Estate planning allows you to make decisions concerning the transfer of assets during your lifetime and upon your death. We can draft documents that will allow
your heirs to avoid the expense and delay associated with probating a will. We can assist you in making decisions about:
- Healthcare Directives: A healthcare directive allows you to decide who will make medical decisions for you if you are unable to make those
decisions yourself. Properly drafted, a healthcare directive can also give directions to healthcare providers relating to such issues as organ donation, visitation and life
- Durable Power of Attorney: A durable power of attorney allows you to decide who will make financial decisions for you as well as personal
decisions when you are unable to make those decisions yourself. Such a document should address your preference for guardianship of your minor children while you are unable to care for them, as
well as allowing your agent to handle retirement accounts.
- Revocable (Living) Trust: A revocable trust allows for the transfer of assets during your life and upon your death. This legal document
can allow you to avoid probate and give your heirs privacy, as well as giving them the ability to close the estate faster and at less expense. In addition, for parents who are divorced, a
Revocable Living Trust allows you to name a trustee to administer your minor child's finances in the event you predecease him/her, instead of having the child's surviving parent control the
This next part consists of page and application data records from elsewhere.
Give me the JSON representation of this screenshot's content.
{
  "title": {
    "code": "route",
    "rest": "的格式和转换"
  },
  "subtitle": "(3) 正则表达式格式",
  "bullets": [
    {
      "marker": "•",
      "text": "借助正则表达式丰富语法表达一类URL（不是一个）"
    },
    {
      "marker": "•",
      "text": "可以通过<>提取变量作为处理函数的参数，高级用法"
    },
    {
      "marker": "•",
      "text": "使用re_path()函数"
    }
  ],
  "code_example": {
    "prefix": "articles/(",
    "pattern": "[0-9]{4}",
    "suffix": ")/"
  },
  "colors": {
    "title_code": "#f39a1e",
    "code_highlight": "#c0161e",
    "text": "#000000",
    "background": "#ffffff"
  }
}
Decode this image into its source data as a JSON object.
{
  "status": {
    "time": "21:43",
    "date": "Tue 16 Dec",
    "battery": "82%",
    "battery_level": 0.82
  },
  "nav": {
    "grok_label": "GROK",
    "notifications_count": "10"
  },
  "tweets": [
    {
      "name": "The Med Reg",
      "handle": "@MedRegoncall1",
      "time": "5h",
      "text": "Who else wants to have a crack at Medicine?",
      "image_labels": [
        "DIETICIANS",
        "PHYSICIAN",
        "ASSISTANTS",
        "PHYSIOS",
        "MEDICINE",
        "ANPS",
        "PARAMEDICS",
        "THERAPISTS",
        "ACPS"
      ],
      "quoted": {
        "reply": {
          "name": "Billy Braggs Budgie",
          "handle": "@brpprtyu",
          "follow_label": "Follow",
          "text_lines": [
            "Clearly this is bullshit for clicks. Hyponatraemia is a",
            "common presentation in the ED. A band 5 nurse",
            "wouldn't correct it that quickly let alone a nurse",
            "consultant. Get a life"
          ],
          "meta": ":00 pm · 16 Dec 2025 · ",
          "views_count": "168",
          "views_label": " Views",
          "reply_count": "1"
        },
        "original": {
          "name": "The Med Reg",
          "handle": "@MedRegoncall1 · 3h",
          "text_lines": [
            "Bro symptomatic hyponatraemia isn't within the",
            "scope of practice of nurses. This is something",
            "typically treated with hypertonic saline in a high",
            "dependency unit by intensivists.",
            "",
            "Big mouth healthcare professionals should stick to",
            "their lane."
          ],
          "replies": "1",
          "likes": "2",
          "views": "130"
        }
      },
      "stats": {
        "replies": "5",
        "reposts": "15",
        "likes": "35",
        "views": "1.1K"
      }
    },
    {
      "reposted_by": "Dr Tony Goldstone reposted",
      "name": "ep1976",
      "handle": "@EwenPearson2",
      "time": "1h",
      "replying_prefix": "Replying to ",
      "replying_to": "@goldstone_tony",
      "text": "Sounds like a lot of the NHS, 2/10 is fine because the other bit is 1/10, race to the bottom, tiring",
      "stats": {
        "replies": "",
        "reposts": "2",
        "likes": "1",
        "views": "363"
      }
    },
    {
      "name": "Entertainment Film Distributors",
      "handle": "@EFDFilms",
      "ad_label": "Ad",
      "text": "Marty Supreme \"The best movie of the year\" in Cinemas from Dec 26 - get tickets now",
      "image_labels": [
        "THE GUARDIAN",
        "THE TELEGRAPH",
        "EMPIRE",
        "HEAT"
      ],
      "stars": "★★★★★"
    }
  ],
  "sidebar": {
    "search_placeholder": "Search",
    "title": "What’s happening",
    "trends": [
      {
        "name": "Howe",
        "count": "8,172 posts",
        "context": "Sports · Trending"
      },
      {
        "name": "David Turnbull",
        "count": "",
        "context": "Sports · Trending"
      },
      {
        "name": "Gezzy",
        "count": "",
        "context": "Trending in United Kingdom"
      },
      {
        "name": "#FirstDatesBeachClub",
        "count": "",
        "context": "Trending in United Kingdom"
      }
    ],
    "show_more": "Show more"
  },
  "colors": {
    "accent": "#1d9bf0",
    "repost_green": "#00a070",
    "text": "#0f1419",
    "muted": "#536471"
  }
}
- Will: A will governs the transfer of assets through the probate process. Without a will, the statutes determine who will inherit assets,
rather than you making that decision.
- Funeral/Memorial Instructions: While this document is not legally necessary, we encourage clients to have instructions to assist loved ones
during a time when they are grieving. Guidelines from you can mean so much to those you love when they are left to make these decisions. Addressing all the needs of our
clients is a core principle of the Law Office of Diana G. Bolander, P.C.
If you do not have a durable power of attorney or a will, then anyone who has an interest in your estate can be appointed by the probate court as a guardian or
executor, including a creditor. If you do not have a healthcare directive or durable power of attorney, anyone who has an interest in you can be appointed a guardian, including the public
guardian. Attorney Bolander believes it is best for you to make the determination of who should make decisions for you when you are not able to do so, and you can do that through estate
If you have questions or would like to make an appointment, please call us at (603)569-2924 or use our contact form.